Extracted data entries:
# # # # # # #

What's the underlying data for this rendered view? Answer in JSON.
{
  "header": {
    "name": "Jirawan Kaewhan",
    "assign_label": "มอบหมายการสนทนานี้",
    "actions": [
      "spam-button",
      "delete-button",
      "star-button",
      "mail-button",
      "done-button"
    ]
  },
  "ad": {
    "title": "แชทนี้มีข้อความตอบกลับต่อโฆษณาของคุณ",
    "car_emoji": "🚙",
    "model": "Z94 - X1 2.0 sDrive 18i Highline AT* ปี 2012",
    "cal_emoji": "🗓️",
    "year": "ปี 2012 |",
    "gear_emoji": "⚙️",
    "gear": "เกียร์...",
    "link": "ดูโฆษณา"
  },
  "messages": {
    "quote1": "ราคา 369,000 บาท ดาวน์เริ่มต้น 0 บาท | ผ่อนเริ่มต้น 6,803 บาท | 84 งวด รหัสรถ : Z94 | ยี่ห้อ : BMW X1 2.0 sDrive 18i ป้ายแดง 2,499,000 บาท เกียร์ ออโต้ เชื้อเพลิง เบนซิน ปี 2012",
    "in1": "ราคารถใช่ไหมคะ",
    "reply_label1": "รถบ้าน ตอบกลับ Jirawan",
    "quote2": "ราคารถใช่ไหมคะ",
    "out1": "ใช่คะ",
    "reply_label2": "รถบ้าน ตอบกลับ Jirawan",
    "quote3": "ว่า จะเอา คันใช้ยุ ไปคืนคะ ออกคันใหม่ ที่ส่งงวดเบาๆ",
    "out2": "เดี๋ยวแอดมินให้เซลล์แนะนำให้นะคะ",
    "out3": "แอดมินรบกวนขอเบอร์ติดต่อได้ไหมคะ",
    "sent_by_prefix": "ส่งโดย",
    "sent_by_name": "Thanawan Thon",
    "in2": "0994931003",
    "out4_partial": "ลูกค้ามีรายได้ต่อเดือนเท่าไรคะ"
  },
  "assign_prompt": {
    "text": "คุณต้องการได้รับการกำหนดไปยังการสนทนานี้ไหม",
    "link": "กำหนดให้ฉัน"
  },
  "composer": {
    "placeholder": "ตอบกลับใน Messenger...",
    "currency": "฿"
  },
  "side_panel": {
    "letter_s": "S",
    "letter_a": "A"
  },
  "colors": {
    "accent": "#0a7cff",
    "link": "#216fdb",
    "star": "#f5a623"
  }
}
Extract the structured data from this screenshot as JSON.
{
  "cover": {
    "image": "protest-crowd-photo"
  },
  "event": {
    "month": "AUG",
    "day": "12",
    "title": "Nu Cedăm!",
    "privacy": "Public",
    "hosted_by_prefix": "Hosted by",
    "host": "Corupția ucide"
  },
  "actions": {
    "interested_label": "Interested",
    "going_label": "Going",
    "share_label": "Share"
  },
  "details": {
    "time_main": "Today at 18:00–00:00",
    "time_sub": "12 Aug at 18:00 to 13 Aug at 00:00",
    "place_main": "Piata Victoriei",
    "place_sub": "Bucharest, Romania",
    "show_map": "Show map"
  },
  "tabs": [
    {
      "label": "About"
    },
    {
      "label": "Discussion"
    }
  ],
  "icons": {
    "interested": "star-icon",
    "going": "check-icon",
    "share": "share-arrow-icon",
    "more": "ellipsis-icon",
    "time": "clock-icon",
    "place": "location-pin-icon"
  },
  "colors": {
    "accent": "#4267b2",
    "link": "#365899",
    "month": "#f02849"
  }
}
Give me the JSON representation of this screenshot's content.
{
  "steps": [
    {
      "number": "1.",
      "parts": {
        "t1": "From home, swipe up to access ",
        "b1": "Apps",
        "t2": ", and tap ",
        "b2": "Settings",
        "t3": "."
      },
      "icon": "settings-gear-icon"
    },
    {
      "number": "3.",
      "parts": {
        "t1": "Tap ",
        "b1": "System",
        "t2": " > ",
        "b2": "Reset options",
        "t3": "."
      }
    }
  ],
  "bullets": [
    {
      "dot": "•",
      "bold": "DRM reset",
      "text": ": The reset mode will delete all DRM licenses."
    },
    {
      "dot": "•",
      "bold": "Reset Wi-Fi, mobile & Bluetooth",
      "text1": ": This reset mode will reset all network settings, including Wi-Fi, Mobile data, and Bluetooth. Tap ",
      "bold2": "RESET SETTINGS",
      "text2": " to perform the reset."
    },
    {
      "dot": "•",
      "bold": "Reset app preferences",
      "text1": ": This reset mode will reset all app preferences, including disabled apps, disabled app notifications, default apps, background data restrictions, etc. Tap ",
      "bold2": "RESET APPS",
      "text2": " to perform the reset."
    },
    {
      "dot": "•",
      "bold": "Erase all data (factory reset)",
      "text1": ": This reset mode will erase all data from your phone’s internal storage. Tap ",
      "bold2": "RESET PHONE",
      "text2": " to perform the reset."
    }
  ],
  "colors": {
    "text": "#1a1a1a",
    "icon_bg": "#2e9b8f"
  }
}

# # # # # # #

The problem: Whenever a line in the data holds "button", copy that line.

Answer to the exercise:
      "spam-button",
      "delete-button",
      "star-button",
      "mail-button",
      "done-button"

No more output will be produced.